Lately, it’s hard to go a week without a new satellite announcement aimed at the IoT. There are already plenty of companies using satellite connectivity to connect to LoRaWAN gateways on the ground, or to satellites themselves to send data directly from a device to the web. And with OQ Technology there’s a company trying to use satellites as a means to expand existing cellular NB-IoT networks to corners of the Earth where cell towers are scarce.
As Omar Qaise, founder and CEO of OQ Technology, explained to me, the differentiating factor for OQ’s satellites is that to a device, they look like a traditional cell tower capable of using the NB-IoT or LTE-M standard. This is a pretty novel claim, because even with the low Earth orbit satellites that OQ is deploying, signals from satellites must travel further than signals from terrestrial cell towers, and because satellites are always moving, their signals get distorted by the movement, much in the same way sound waves get distorted as a siren moves away from you.
Qaise said the only reason it can offer cellular signals from space is that the company’s engineers figured out ways to mathematically account for the Doppler effect as the satellites move and the signal distorts. For firms that use the OQ service, the cellular waveforms also provide a source of savings because they don’t need specialized modems to transfer the satellite signals; a traditional NB-IoT or LTE-M modem will work on the device side. Using traditional modems cuts down on battery power and on costs for the device.
Currently, OQ has two satellites in low Earth orbit as well as partnerships with other satellite providers that have satellites higher up in space. It provides a satellite-to-Narrowband IoT (NB-IoT) service using its own satellites — NB-IoT is good for sending small bits of data a few times a day — but thanks to its partnerships with other satellite providers and a gateway product it sells, it can also provide a satellite-to-cellular service for NB-IoT and LTE-M. LTE-M supports a couple of megabytes of data for use cases where images or larger files might need to be transferred.
Qaise said OQ currently uses others’ satellites to provide its connectivity service, but he’s adamant that the ability to launch satellites will be a large differentiator for the business and help OQ control its own destiny. In the meantime, in the last few months, we have seen several companies that have been offering satellite IoT services decide to get out of launching satellites and use existing constellations instead.

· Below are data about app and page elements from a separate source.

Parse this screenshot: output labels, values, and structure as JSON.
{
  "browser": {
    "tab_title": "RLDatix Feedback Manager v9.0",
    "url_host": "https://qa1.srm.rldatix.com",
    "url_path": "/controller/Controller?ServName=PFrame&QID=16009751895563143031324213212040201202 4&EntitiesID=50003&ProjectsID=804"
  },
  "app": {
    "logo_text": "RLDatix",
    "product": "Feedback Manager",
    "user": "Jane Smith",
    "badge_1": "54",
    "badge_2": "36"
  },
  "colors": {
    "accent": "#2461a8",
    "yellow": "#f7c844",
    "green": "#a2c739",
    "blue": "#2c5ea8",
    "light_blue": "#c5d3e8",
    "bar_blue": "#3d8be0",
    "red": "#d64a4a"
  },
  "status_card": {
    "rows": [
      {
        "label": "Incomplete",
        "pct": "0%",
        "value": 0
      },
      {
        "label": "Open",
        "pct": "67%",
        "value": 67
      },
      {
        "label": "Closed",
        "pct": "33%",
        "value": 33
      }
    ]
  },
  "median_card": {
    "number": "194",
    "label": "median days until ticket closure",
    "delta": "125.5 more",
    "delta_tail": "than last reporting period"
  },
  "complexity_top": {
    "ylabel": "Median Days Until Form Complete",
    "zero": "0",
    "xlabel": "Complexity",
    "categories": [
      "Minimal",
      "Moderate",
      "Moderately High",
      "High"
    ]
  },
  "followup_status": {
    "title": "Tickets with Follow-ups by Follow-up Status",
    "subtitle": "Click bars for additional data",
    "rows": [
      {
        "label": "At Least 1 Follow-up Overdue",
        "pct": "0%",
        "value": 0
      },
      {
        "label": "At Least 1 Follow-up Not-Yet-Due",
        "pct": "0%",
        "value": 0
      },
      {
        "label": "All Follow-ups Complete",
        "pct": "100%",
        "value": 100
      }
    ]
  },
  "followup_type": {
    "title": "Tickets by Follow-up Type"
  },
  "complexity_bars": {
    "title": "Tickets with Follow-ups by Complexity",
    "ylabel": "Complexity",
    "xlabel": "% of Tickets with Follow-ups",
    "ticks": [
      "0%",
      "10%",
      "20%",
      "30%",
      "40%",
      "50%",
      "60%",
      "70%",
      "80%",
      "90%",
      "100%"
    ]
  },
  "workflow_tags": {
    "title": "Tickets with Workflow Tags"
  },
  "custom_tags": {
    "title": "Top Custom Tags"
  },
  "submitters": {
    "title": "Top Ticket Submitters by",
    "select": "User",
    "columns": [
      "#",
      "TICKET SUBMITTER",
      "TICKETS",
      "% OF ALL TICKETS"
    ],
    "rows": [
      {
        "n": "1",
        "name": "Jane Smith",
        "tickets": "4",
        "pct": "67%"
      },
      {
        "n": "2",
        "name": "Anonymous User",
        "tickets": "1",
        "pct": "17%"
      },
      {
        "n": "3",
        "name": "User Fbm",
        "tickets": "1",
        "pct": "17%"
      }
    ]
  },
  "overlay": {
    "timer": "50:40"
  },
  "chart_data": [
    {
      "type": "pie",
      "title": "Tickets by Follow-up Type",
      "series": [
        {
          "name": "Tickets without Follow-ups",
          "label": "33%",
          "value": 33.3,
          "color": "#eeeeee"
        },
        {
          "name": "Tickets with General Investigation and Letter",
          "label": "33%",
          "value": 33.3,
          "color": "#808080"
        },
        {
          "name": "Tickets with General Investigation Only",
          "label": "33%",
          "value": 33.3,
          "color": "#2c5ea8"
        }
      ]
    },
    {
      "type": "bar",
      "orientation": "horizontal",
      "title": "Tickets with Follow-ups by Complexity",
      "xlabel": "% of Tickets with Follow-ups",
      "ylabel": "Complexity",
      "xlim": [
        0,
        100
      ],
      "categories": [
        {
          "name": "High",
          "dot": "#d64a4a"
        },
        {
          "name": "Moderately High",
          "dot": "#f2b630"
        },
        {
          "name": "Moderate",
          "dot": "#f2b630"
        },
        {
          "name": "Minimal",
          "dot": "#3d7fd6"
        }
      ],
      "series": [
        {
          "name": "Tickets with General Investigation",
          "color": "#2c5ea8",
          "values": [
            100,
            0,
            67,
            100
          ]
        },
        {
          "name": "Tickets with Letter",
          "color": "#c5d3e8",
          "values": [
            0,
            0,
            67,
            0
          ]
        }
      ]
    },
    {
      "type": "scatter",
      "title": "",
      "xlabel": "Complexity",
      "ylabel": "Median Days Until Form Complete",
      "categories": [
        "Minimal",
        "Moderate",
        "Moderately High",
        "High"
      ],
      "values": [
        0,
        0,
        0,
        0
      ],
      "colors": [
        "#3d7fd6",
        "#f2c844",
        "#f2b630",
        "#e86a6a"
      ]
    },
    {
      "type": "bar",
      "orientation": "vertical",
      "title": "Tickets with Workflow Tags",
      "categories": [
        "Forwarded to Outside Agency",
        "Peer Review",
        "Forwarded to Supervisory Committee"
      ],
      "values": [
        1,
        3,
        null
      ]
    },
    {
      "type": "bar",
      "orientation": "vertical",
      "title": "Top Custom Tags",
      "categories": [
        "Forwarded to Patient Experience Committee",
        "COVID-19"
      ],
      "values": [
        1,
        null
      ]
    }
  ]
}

Though as far as Qaise is concerned, “[C]onstellations-as-a-service aren’t a mature business yet.”
But focusing on building out a network of satellites owned by the company has implications. A satellite can only cover a specific segment of the ground as it orbits the Earth, which means that to get global coverage, a company needs to have constellations of satellites that are spaced to provide coverage in both the northern and southern hemispheres and provide coverage all of the time. The more satellites that are circling, the more often you can send data to them.
With only two birds orbiting the earth and some belonging to partners, customers using the OQ network will only have the chance to transfer data four to five times a day. That number will increase as more satellites are launched. Qaise said he expects the next launch later this year, but admitted that the company is a bit behind on launching satellites it plans to have and that in order to continue flinging them into space, it will need to raise more funding. OQ has raised about $10 million since its founding in 2016.
It launched its first satellite in 2019, and is currently working with customers in the mining, oil and gas, and agriculture verticals. They, along with shipping companies, are typical satellite customers as they tend to need to track items and data in remote parts of the world where wired broadband and even cellular broadband is hard to find. But I think the tech is interesting because, at the right point, it might make sense to build trackers or other sensors using traditional NB-IoT modems and just have the option to fail over to the satellite network when needed. Which could push more companies to use satellite services and make cellular dead zones a thing of the past for both industrial and enterprise data customers.